     This applies even to “essential” businesses that are “permitted” to operate during the lockdown. Note how sharply their staffs-on-hand have been reduced. Many won’t even allow customers into their physical stores; rather, the customer must call ahead and accept “curbside delivery,” regardless of his preferences or his desire to survey the available alternatives. I’d bet the rent money that agents of the State are watching them for compliance to their decrees.

     The apostles of State licensure and regulation have always claimed that it’s for “the safety of the public.” They’ve always contended that mere registration and certification – i.e., promulgated safety standards and an easily accessed list of which businesses comply and which conspicuously do not, with no enforcement – would be “insufficient.” If that chant hasn’t grown strained yet, something has gone wrong with Americans’ hearing. We used to bridle at being told that we don’t know our own best interests, that the heavy hand of the State must confine us – and occasionally punish us – “for your own good.”

     And here we are.

1 comment:

Paul Bonneau said...

It's natural, in the face of disease (ignoring for the moment the question of lethality) to want to stay at home. The state mandates to do so are simply convenient excuses for people doing what people would want to do anyway. But of course, there are obvious limits to this, as the wine and crackers run out, and you need money to pay for more. So, it's just as natural for people eventually to get fed up and restless. The ruling thugs will soon find that they had better drop their decrees or be ignored. They hate being ignored - it makes them feel unneeded.

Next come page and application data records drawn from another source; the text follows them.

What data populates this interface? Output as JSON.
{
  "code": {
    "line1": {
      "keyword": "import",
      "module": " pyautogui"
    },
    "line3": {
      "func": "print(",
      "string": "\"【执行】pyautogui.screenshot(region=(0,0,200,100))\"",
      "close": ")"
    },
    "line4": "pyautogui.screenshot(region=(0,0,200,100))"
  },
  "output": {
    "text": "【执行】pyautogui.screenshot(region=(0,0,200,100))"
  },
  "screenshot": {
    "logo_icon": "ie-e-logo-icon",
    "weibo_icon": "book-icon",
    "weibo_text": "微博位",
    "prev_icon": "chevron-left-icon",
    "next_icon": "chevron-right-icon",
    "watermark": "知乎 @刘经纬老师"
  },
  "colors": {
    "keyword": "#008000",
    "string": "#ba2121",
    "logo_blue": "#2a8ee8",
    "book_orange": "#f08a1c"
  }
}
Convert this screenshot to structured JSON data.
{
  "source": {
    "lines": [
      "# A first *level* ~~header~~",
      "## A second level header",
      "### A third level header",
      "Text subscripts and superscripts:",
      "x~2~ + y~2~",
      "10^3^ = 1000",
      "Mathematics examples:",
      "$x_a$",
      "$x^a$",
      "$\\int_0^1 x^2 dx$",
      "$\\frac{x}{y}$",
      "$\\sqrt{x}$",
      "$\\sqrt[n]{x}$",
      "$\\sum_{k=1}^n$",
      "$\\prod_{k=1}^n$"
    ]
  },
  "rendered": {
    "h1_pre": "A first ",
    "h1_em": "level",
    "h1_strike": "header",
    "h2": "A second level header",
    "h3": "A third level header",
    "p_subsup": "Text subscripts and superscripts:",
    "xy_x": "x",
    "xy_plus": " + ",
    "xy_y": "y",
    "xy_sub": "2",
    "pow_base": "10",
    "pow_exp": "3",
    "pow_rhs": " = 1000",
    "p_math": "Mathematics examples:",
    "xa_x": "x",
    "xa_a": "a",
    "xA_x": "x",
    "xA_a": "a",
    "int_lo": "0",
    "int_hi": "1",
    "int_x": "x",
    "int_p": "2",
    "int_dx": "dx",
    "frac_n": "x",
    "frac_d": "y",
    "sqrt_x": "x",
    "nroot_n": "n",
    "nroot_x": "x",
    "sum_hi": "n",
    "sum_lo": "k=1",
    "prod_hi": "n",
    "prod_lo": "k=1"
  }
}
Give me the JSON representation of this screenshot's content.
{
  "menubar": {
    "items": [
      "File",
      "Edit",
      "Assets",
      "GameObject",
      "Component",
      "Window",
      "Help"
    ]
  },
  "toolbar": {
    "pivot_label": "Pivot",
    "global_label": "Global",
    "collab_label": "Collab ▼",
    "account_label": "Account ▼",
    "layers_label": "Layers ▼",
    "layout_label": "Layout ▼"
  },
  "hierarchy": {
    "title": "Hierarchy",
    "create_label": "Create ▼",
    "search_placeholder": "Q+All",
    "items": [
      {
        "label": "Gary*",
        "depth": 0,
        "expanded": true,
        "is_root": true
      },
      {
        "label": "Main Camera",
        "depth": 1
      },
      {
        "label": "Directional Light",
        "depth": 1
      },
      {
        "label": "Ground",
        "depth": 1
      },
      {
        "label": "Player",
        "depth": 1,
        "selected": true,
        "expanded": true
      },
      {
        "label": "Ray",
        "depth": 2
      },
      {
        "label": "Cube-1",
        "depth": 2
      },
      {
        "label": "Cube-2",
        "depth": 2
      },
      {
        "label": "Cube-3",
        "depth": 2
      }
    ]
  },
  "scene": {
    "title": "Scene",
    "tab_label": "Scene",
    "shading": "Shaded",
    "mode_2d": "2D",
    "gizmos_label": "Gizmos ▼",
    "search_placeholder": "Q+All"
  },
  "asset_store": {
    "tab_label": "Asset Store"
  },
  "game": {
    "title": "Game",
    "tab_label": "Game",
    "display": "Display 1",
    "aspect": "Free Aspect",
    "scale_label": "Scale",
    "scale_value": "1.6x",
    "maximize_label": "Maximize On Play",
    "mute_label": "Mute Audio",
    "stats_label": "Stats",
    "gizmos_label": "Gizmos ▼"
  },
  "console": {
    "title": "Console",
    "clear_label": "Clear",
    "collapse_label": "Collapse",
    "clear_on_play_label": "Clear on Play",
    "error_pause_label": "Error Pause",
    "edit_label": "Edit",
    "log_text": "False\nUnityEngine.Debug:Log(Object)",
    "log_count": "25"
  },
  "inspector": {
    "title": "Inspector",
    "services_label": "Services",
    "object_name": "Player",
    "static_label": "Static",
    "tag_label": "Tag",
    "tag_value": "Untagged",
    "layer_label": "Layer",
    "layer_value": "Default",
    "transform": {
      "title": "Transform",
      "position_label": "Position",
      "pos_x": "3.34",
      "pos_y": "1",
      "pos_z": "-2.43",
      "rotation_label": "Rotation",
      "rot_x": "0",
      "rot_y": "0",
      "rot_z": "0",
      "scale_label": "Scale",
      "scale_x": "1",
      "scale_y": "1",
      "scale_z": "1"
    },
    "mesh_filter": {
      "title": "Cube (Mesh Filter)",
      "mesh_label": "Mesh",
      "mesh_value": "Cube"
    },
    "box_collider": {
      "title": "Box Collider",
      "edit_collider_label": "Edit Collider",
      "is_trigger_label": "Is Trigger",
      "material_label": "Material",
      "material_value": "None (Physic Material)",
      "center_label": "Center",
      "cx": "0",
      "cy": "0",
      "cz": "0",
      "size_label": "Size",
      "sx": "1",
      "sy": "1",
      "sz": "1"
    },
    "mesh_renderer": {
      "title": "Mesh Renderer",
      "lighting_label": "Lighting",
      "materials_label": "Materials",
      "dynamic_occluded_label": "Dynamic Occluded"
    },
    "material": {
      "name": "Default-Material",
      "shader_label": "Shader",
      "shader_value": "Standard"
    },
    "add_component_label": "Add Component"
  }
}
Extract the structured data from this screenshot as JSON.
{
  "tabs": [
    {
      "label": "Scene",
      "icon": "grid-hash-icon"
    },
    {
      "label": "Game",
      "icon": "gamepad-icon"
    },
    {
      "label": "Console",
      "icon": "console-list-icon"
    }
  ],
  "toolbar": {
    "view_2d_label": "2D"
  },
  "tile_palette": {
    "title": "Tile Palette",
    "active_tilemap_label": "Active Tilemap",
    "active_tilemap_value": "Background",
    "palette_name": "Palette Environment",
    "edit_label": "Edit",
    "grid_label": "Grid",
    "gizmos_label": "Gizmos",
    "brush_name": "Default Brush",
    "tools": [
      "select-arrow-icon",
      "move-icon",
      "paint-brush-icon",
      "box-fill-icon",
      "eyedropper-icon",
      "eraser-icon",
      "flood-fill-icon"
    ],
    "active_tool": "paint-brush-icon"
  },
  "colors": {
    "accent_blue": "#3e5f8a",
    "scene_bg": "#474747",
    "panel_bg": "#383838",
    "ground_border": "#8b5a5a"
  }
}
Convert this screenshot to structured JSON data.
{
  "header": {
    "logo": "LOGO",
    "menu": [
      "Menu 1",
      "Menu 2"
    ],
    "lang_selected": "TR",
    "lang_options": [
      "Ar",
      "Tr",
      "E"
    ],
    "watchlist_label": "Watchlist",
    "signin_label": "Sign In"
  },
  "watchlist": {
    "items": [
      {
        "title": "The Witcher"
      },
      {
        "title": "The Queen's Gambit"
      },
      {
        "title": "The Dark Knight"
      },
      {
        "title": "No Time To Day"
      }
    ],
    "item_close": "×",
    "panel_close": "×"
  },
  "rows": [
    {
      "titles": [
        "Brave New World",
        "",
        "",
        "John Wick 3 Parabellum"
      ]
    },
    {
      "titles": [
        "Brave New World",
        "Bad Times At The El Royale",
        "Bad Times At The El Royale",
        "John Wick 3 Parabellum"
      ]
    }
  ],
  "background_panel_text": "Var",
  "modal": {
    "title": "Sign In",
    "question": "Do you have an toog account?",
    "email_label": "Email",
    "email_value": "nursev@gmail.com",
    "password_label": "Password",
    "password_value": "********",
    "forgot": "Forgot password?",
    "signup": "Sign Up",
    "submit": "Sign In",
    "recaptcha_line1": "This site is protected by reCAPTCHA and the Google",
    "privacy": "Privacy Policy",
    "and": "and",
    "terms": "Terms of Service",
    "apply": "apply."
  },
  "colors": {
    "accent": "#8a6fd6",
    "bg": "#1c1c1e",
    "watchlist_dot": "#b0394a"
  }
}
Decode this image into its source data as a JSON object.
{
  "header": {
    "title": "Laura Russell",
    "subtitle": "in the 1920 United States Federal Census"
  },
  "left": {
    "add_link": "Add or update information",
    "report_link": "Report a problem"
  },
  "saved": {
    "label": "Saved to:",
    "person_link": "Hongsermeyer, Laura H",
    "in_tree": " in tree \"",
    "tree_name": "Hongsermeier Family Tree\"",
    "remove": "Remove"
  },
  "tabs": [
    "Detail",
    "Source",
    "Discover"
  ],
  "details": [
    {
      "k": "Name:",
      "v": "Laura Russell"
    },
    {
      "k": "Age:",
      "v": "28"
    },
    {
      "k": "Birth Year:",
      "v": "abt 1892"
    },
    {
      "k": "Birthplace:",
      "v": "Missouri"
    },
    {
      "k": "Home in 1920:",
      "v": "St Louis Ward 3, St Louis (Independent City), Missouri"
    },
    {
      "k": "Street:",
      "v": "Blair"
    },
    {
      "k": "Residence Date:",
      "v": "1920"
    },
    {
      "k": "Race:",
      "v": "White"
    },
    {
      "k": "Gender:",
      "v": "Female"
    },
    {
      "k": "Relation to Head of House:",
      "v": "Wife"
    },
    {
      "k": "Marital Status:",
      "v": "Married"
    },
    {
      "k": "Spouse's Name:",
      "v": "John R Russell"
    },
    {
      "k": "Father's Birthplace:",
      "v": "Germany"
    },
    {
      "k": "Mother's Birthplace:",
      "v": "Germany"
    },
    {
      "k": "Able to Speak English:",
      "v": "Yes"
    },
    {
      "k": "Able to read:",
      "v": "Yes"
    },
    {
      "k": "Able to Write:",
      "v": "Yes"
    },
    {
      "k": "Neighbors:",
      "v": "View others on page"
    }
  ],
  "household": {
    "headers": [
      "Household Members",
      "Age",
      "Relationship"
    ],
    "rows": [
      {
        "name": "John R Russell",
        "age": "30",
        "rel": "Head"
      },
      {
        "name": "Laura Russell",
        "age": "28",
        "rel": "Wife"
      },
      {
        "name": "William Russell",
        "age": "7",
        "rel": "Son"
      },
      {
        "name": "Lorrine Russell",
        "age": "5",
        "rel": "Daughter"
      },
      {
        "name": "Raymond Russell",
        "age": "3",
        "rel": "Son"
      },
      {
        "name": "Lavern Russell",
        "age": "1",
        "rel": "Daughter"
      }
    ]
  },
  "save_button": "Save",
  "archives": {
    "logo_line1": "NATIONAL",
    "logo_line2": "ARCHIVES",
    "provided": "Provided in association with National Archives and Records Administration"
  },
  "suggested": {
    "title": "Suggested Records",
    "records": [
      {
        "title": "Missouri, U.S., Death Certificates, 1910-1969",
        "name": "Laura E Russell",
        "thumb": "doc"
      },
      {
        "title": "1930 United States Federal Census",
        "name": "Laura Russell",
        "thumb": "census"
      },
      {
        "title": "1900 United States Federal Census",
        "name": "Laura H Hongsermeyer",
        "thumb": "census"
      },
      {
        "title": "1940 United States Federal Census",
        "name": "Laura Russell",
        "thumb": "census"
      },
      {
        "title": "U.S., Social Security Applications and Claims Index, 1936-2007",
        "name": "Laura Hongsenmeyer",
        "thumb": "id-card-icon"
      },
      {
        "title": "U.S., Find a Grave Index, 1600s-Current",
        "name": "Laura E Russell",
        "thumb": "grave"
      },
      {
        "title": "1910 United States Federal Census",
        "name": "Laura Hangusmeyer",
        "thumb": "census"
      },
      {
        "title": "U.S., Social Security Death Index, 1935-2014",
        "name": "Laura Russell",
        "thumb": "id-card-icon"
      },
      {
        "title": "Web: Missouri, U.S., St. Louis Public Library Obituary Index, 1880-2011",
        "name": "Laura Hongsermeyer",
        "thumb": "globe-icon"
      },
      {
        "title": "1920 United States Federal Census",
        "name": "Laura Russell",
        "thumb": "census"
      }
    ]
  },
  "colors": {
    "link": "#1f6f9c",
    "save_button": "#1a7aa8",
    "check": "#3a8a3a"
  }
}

As to business regulation:
"Trade and commerce, if they were not made of India rubber, would never manage to bounce over the obstacles which legislators are continually putting in their way; and, if one were to judge these men wholly by the effects of their actions, and not partly by their intentions, they would deserve to be classed and punished with those mischievous persons who put obstructions on the railroads."
-- Henry David Thoreau